» Work to complete
Output the entire listing below exactly as it stands.
--------------------------------------------------
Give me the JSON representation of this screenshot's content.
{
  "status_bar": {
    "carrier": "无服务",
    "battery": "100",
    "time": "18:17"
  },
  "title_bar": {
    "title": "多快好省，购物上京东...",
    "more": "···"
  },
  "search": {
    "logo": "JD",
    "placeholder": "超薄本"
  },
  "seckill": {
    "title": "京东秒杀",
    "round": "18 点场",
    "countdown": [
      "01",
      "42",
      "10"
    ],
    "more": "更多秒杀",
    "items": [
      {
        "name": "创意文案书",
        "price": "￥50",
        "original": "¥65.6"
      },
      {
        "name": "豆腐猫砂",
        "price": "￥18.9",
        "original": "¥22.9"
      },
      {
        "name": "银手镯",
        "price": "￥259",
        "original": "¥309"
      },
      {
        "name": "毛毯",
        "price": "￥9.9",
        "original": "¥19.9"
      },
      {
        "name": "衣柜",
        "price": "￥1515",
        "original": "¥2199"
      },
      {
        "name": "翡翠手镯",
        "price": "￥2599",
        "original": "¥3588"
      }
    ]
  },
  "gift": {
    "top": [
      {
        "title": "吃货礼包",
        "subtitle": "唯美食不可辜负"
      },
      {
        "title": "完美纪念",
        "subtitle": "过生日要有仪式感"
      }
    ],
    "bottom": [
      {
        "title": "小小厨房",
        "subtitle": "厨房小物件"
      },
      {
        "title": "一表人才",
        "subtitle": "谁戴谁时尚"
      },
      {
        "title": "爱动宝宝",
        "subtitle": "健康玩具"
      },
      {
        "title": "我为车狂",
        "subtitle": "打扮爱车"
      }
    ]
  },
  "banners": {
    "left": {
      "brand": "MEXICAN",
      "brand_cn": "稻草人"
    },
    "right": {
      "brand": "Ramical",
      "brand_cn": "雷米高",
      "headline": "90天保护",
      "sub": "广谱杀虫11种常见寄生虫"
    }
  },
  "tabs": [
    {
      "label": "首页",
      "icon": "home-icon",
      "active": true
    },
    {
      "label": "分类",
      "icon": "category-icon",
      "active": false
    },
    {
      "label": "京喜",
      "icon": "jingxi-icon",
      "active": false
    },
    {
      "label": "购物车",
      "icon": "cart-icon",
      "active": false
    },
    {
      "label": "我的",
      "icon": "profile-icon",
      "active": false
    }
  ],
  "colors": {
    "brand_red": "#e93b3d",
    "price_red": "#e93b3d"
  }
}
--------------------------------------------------
» Answer section
Give me the JSON representation of this screenshot's content.
{
  "status_bar": {
    "carrier": "无服务",
    "battery": "100",
    "time": "18:17"
  },
  "title_bar": {
    "title": "多快好省，购物上京东...",
    "more": "···"
  },
  "search": {
    "logo": "JD",
    "placeholder": "超薄本"
  },
  "seckill": {
    "title": "京东秒杀",
    "round": "18 点场",
    "countdown": [
      "01",
      "42",
      "10"
    ],
    "more": "更多秒杀",
    "items": [
      {
        "name": "创意文案书",
        "price": "￥50",
        "original": "¥65.6"
      },
      {
        "name": "豆腐猫砂",
        "price": "￥18.9",
        "original": "¥22.9"
      },
      {
        "name": "银手镯",
        "price": "￥259",
        "original": "¥309"
      },
      {
        "name": "毛毯",
        "price": "￥9.9",
        "original": "¥19.9"
      },
      {
        "name": "衣柜",
        "price": "￥1515",
        "original": "¥2199"
      },
      {
        "name": "翡翠手镯",
        "price": "￥2599",
        "original": "¥3588"
      }
    ]
  },
  "gift": {
    "top": [
      {
        "title": "吃货礼包",
        "subtitle": "唯美食不可辜负"
      },
      {
        "title": "完美纪念",
        "subtitle": "过生日要有仪式感"
      }
    ],
    "bottom": [
      {
        "title": "小小厨房",
        "subtitle": "厨房小物件"
      },
      {
        "title": "一表人才",
        "subtitle": "谁戴谁时尚"
      },
      {
        "title": "爱动宝宝",
        "subtitle": "健康玩具"
      },
      {
        "title": "我为车狂",
        "subtitle": "打扮爱车"
      }
    ]
  },
  "banners": {
    "left": {
      "brand": "MEXICAN",
      "brand_cn": "稻草人"
    },
    "right": {
      "brand": "Ramical",
      "brand_cn": "雷米高",
      "headline": "90天保护",
      "sub": "广谱杀虫11种常见寄生虫"
    }
  },
  "tabs": [
    {
      "label": "首页",
      "icon": "home-icon",
      "active": true
    },
    {
      "label": "分类",
      "icon": "category-icon",
      "active": false
    },
    {
      "label": "京喜",
      "icon": "jingxi-icon",
      "active": false
    },
    {
      "label": "购物车",
      "icon": "cart-icon",
      "active": false
    },
    {
      "label": "我的",
      "icon": "profile-icon",
      "active": false
    }
  ],
  "colors": {
    "brand_red": "#e93b3d",
    "price_red": "#e93b3d"
  }
}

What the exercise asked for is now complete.